Thereafter, the poet refers to an image of the poet standing at the window. According to the poet, his “man life” passed by. It means that the age when he flourished the most is no more. Now, he is middle-aged and waiting to enter old-age. For this reason, nowadays he is short of ideas. Standing at the window, he only bids adieu to his youth. The line, “Biding his time” can be a reference to passing one’s time aimlessly.
Time and again
And now once more
And no time to spare
The second stanza of ‘Curriculum Vitae’ begins with a vague reference to “time”. The repetition of the word “time” in this stanza, signifies that it’s a haunting thing in his life. Time makes him aware of the little time he has. Hence, he returns home and invests his energy into something meaningful and rejuvenating. For this reason, he climbs the stairs and unlocked the door with which he has developed a relationship for using them for a very long time. It seems as if they have become the closed ones of the poet. However, the poet the place where he lives has no name. It is an unknown place that is compared to the poet’s lair in the following line.
In this way, the poet compares himself to a wild creature that returns to its lair at night after spending his time in daily activities. Moreover, the poet says he has only “one bone” to pick. It’s a metaphorical reference to the process of writing. It’s like his food like a bone to the beasts. Writing is what keeps his soul alive whereas his daily work sustains his body. At last, the poet reiterates the word “time” in the line, “And no time to spare”. So, after thinking aimlessly during the day, now the poet wants to keep himself busy in something meaningful. He wants to make the most of the time he has.
Historical Context of Curriculum Vitae
‘Curriculum Vitae’ was written around 2004 by the American poet Samuel Menashe. It was published in “Samuel Menashe: New and Selected Poems” by The Library of America in 2005. It is a subjective poem revolving around the poet’s life. Here, the poet talks about how at times he is out of words or goes through writer’s block. Moreover, there is a sense of longing for the past days when he was vigorous in his body and spontaneous in his mind. The recurring idea of “time” is what not only haunts a middle-aged reader but also the poet. Lastly, the poet says how much he is dedicated to his work. There is nothing other than writing apart from his daily work. It nourishes his mind and rejuvenates his soul.

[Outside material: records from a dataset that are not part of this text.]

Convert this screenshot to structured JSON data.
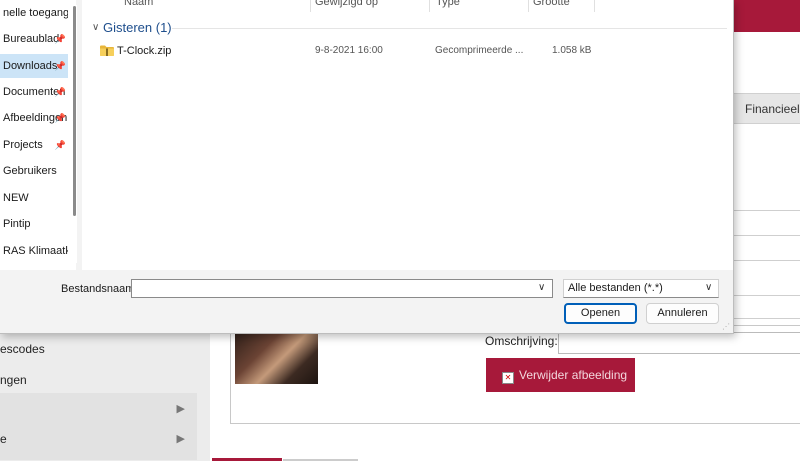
{
  "dialog": {
    "nav": {
      "items": [
        {
          "label": "nelle toegang",
          "pinned": false,
          "selected": false
        },
        {
          "label": "Bureaublad",
          "pinned": true,
          "selected": false
        },
        {
          "label": "Downloads",
          "pinned": true,
          "selected": true
        },
        {
          "label": "Documenten",
          "pinned": true,
          "selected": false
        },
        {
          "label": "Afbeeldingen",
          "pinned": true,
          "selected": false
        },
        {
          "label": "Projects",
          "pinned": true,
          "selected": false
        },
        {
          "label": "Gebruikers",
          "pinned": false,
          "selected": false
        },
        {
          "label": "NEW",
          "pinned": false,
          "selected": false
        },
        {
          "label": "Pintip",
          "pinned": false,
          "selected": false
        },
        {
          "label": "RAS Klimaatkast",
          "pinned": false,
          "selected": false
        }
      ]
    },
    "columns": {
      "name": "Naam",
      "modified": "Gewijzigd op",
      "type": "Type",
      "size": "Grootte"
    },
    "group": {
      "label": "Gisteren (1)",
      "files": [
        {
          "icon": "zip-folder-icon",
          "name": "T-Clock.zip",
          "modified": "9-8-2021 16:00",
          "type": "Gecomprimeerde ...",
          "size": "1.058 kB"
        }
      ]
    },
    "filename": {
      "label": "Bestandsnaam:",
      "value": ""
    },
    "filetype": {
      "selected": "Alle bestanden (*.*)"
    },
    "buttons": {
      "open": "Openen",
      "cancel": "Annuleren"
    }
  },
  "background": {
    "tab_label": "Financieel",
    "description_label": "Omschrijving:",
    "delete_button": "Verwijder afbeelding",
    "sidebar": [
      {
        "label": "escodes",
        "chevron": false
      },
      {
        "label": "ngen",
        "chevron": false
      },
      {
        "label": "",
        "chevron": true
      },
      {
        "label": "e",
        "chevron": true
      }
    ],
    "accent_color": "#a7193a"
  }
}
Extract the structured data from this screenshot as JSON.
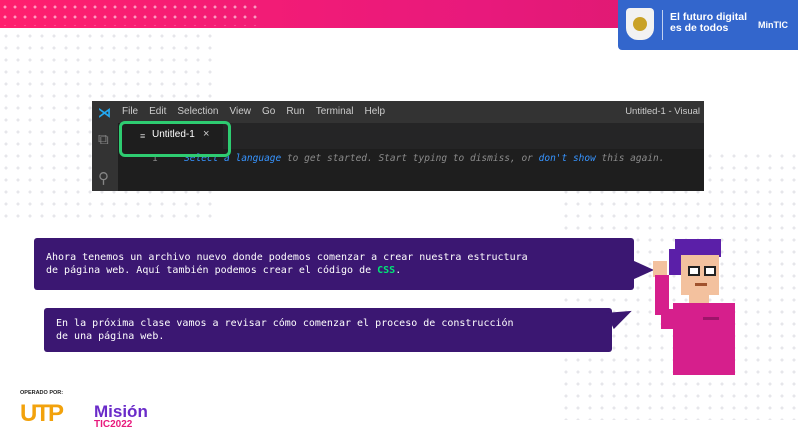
{
  "gov_banner": {
    "slogan": "El futuro digital es de todos",
    "ministry": "MinTIC"
  },
  "vscode": {
    "logo_icon": "vscode-logo-icon",
    "menu": [
      "File",
      "Edit",
      "Selection",
      "View",
      "Go",
      "Run",
      "Terminal",
      "Help"
    ],
    "window_title": "Untitled-1 - Visual",
    "tab": {
      "icon": "≡",
      "label": "Untitled-1",
      "close": "×"
    },
    "editor": {
      "line_number": "1",
      "link1": "Select a language",
      "text1": " to get started. Start typing to dismiss, or ",
      "link2": "don't show",
      "text2": " this again."
    }
  },
  "slide": {
    "bubble1_line1": "Ahora tenemos un archivo nuevo donde podemos comenzar a crear nuestra estructura",
    "bubble1_line2_pre": "de página web. Aquí también podemos crear el código de ",
    "bubble1_highlight": "CSS",
    "bubble1_line2_post": ".",
    "bubble2_line1": "En la próxima clase vamos a revisar cómo comenzar el proceso de construcción",
    "bubble2_line2": "de una página web."
  },
  "footer": {
    "operated_by": "OPERADO POR:",
    "utp": "UTP",
    "mision": "Misión",
    "tic": "TIC2022"
  },
  "colors": {
    "accent_pink": "#e8197c",
    "bubble_purple": "#3b1772",
    "highlight_green": "#2ecc71",
    "gov_blue": "#3366cc"
  }
}
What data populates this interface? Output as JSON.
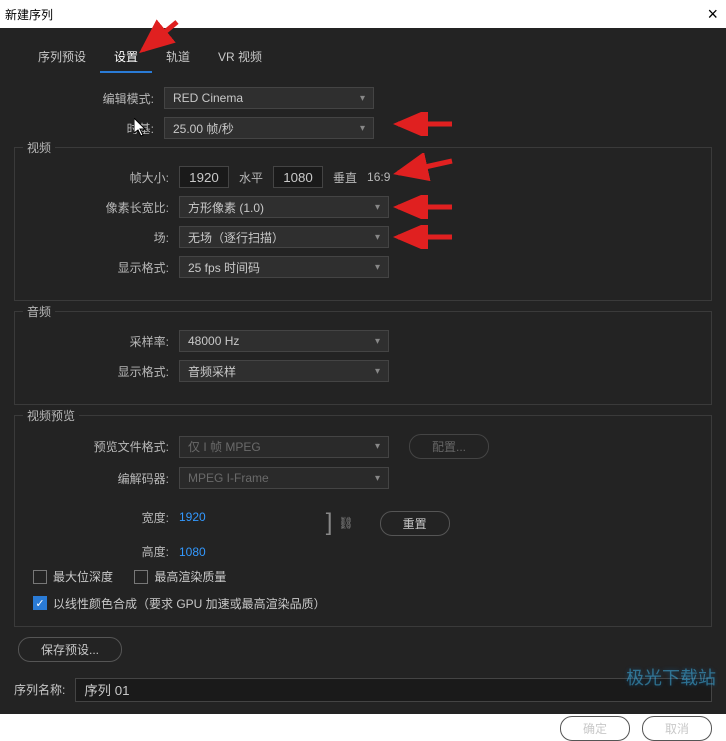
{
  "titlebar": {
    "title": "新建序列"
  },
  "tabs": {
    "preset": "序列预设",
    "settings": "设置",
    "tracks": "轨道",
    "vr": "VR 视频"
  },
  "editing": {
    "edit_mode_label": "编辑模式:",
    "edit_mode_value": "RED Cinema",
    "timebase_label": "时基:",
    "timebase_value": "25.00 帧/秒"
  },
  "video": {
    "group_title": "视频",
    "frame_size_label": "帧大小:",
    "width": "1920",
    "horiz": "水平",
    "height": "1080",
    "vert": "垂直",
    "aspect": "16:9",
    "pixel_aspect_label": "像素长宽比:",
    "pixel_aspect_value": "方形像素 (1.0)",
    "fields_label": "场:",
    "fields_value": "无场（逐行扫描）",
    "display_format_label": "显示格式:",
    "display_format_value": "25 fps 时间码"
  },
  "audio": {
    "group_title": "音频",
    "sample_rate_label": "采样率:",
    "sample_rate_value": "48000 Hz",
    "display_format_label": "显示格式:",
    "display_format_value": "音频采样"
  },
  "preview": {
    "group_title": "视频预览",
    "file_format_label": "预览文件格式:",
    "file_format_value": "仅 I 帧 MPEG",
    "configure_label": "配置...",
    "codec_label": "编解码器:",
    "codec_value": "MPEG I-Frame",
    "width_label": "宽度:",
    "width_value": "1920",
    "height_label": "高度:",
    "height_value": "1080",
    "reset_label": "重置"
  },
  "checks": {
    "max_bit_depth": "最大位深度",
    "max_render_quality": "最高渲染质量",
    "linear_color": "以线性颜色合成（要求 GPU 加速或最高渲染品质）"
  },
  "save_preset": "保存预设...",
  "sequence": {
    "name_label": "序列名称:",
    "name_value": "序列 01"
  },
  "footer": {
    "ok": "确定",
    "cancel": "取消"
  },
  "watermark": "极光下载站"
}
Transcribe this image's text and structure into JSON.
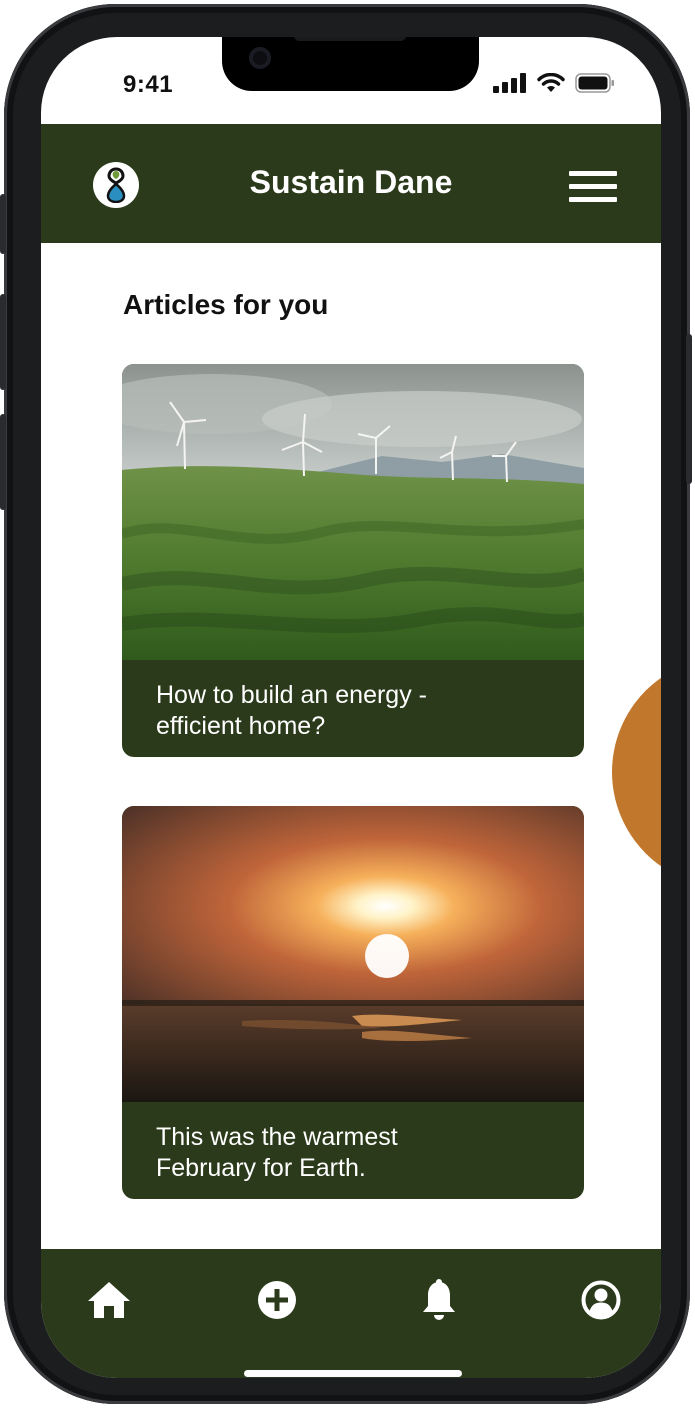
{
  "status_bar": {
    "time": "9:41"
  },
  "header": {
    "app_title": "Sustain Dane"
  },
  "section": {
    "title": "Articles for you"
  },
  "articles": [
    {
      "caption_line1": "How to build an energy -",
      "caption_line2": "efficient home?"
    },
    {
      "caption_line1": "This was the warmest",
      "caption_line2": "February for Earth."
    }
  ],
  "bottom_nav": {
    "items": [
      "home-icon",
      "add-circle-icon",
      "bell-icon",
      "account-circle-icon"
    ]
  },
  "colors": {
    "header_bg": "#2b3a1a",
    "accent_orange": "#c1782d",
    "text_light": "#ffffff"
  }
}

Here is a list of a few poems that similarly talk about a writer’s life. The themes of the poem ‘Curriculum Vitae’ are also present in these poems.
- I Looked Up from My Writing by Thomas Hardy – It’s one of the best-known poems by Thomas Hardy. Here, the poet contemplates his ignorance and irresponsibility as a writer.
- The Poet’s Dream by Percy Bysshe Shelley – In this poem, the poet Percy Bysshe Shelley illustrates the conception of poetry and the role of a poet. It’s one of the well-known poems of Percy Bysshe Shelley.
- Petit, the Poet by Edgar Lee Masters – It’s a skillfully crafted poem about writing poetry, its traditions, and those who break the norms.
- Are You Looking For That Poet? by Vihang Naik – In this poem, Naik discusses the honest, human role of the poets in contemporary society.
You can read about 10 of the Best Poems about Time here.